Warm Fridges And Rotten Meat: Blackouts In Tajikistan Disrupt Lives, Damage Businesses


Malohatkhon Saidmurodova recently bought 3 kilograms of beef on her way home from work at a rural hospital in Tajikistan’s northern Sughd Province.

“I put a good-size portion of it in the fridge for the Sunday dinner and stored the rest in the freezer,” Saidmurodova said. “When I came home from work the next day, I found out the electricity had been out all day and the meat had gone bad.”

The 275 somonis ($25) Saidmurodova paid for the meat — a rare luxury for many Tajiks — at her local butcher shop is roughly one-third of the hospital cleaner’s September salary, which includes extra pay for working several overnight shifts.

“That meat was supposed to last my family all of October,” she said on September 29. “The blackout came with no warning [from the authorities]. Had I known this, I’d have fried the meat so it wouldn’t go bad. It’s a big deal for us. It means we don’t eat meat until I get my next paycheck.”

There have been reports of sporadic blackouts in recent days in different parts of Tajikistan, including the Sughd and southern Khatlon provinces, as well as several districts in the suburbs of the capital, Dushanbe.

Amid people’s angry complaints, state electricity company Barqi Tojik said in a statement on September 28 that maintenance work had caused the blackouts in some areas. But the authorities did not say how long the alleged repair work was going to last or exactly what areas it would affect and when.

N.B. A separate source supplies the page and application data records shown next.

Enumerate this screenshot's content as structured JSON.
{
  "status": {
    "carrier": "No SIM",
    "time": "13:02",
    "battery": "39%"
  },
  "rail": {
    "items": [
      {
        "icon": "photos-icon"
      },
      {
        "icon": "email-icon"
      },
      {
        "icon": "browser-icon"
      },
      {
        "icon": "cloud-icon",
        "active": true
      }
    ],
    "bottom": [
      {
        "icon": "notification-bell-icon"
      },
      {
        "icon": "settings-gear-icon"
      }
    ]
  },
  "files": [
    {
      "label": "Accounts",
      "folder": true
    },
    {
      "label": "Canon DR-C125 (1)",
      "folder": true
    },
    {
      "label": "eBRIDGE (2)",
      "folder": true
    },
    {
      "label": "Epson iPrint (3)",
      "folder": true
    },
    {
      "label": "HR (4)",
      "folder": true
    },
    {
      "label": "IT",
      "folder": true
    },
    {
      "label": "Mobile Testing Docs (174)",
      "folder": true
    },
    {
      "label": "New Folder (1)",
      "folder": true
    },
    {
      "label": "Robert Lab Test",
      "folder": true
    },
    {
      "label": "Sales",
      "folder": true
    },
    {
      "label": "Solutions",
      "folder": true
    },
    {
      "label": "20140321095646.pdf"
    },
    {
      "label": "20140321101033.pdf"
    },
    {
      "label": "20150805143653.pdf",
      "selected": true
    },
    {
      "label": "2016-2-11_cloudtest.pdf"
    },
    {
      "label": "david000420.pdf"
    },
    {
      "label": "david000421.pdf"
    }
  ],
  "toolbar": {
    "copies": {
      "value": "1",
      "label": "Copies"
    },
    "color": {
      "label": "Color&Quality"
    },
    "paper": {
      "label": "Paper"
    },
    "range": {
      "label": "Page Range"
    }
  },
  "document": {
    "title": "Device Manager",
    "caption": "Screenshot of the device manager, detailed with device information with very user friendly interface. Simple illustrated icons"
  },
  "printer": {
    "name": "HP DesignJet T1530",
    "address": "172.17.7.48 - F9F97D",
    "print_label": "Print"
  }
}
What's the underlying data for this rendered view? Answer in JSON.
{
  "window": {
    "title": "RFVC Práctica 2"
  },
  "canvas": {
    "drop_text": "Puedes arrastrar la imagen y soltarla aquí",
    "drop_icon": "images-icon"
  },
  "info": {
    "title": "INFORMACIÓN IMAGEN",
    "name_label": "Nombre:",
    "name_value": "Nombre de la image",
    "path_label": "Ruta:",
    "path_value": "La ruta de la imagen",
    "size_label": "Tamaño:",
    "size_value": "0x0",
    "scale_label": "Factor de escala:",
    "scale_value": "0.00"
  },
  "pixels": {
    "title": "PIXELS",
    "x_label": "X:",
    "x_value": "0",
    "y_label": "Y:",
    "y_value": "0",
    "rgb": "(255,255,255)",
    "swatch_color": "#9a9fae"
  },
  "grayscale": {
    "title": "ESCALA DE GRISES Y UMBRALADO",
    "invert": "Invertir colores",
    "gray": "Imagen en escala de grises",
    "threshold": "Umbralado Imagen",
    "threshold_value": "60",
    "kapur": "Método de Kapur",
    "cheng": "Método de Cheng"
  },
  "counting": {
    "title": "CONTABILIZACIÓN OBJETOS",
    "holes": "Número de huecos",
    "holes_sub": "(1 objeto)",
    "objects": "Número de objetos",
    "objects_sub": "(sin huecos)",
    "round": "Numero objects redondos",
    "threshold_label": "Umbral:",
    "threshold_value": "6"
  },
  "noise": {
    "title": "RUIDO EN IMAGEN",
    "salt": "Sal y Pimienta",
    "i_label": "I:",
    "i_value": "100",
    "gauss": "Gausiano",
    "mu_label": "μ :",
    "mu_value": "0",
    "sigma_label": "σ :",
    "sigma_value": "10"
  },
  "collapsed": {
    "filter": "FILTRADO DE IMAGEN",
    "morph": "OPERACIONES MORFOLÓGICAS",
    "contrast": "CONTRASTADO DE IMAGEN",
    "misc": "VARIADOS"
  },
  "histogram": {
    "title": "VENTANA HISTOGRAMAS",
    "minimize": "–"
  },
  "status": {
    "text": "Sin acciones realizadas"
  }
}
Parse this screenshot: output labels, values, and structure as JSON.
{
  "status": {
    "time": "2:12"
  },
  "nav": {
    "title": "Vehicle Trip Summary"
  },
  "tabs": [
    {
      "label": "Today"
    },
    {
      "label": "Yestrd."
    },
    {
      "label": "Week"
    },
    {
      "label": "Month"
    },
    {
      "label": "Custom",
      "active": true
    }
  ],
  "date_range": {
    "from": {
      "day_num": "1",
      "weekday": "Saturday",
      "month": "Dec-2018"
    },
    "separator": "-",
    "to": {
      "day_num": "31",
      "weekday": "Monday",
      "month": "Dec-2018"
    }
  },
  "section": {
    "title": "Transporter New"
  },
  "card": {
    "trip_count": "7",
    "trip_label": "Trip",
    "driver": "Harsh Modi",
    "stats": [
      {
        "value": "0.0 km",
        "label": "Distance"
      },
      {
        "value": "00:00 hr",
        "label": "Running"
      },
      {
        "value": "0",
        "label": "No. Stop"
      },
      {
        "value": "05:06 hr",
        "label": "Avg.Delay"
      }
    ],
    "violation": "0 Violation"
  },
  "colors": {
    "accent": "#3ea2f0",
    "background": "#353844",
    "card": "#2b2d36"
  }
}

The upstream Central Asian country is home to some of the world’s largest hydropower plants, including the partially operational Roghun plant. Tajikistan is ranked eighth in the world in hydropower potential with an estimated 527 terawatt-hours, according to the International Energy Agency. But currently only 4 percent of that potential is exploited.

People in poverty-stricken Tajikistan are used to crippling electricity rationing during the winter, when most of the country has electricity for about 10 hours a day. Officials often blame the rationing on decreased water levels in dam reservoirs.

Many Tajiks complain these much earlier power cuts — which come with no warning and with no known end in sight — seriously disrupt their lives and cripple their businesses.

Saidnazar Aliev owns a liquid gas station along the Dushanbe-Shohambari highway that runs west of the capital.

He says he had to use a fuel-powered generator to keep his business running when the electricity went off on September 26. The generator uses up to 15 liters of fuel in 24 hours, according to Aliev, adding to the costs of the small business. Aliev doesn’t know how to plan ahead, as the authorities don’t say when the blackout will end.

“Yesterday there was no electricity between 10 p.m. and 5 a.m.,” Aliev said on September 27. “The power was cut off again at around 10 a.m. today. It hasn’t been restored yet.”

In the nearby village of Tirgaron, the head of the local neighborhood committee, Hojikholboi Ibrohimov, said that the blackouts were negatively “affecting everybody, making life difficult for the young and old alike.”

“What else do we have in this country? Take away electricity too and we will be left like our limbs are cut off,” he said.

In Vorukh, a rural settlement in the northern district of Isfara, several villagers claim that local officials use electricity as leverage to put pressure on residents ahead of the autumn military call-up. Most Tajiks try to avoid the conscript service, notorious for its hazing.

“[In early September], officials demanded that conscript-age men and their parents sign statements that they will report to the district enlistment office on October 1,” said a Vorukh resident who gave only his first name, Mudarris.

“Some parents refused to sign such statements and electricity was cut off in their neighborhoods as a result,” he added.

“I am all for our young men serving in the national army. It’s their duty. But why punish us with a blackout,” an elderly resident named Amriboi said. “I don’t have a conscript-age son. They cut off electricity in our neighborhood. Everything in my fridge has gone bad.”

But Zubaidullo Shomadov, a spokesman for the Isfara district government, told RFE/RL that the villagers’ claim was “baseless.” The young men of Vorukh “have voluntarily been signing up for military service,” he said.

Tajikistan expected the electricity shortages to end once and for all after the giant Roghun hydropower plant became partially operational and started producing electricity in 2018.

Once fully completed, the Roghun plant is expected to double Tajikistan’s electricity-production capacity to 3,600 megawatts, the equivalent of three nuclear power plants. Tajikistan has several other hydropower plants, including Norak and Sangtuda.

Source : Rferl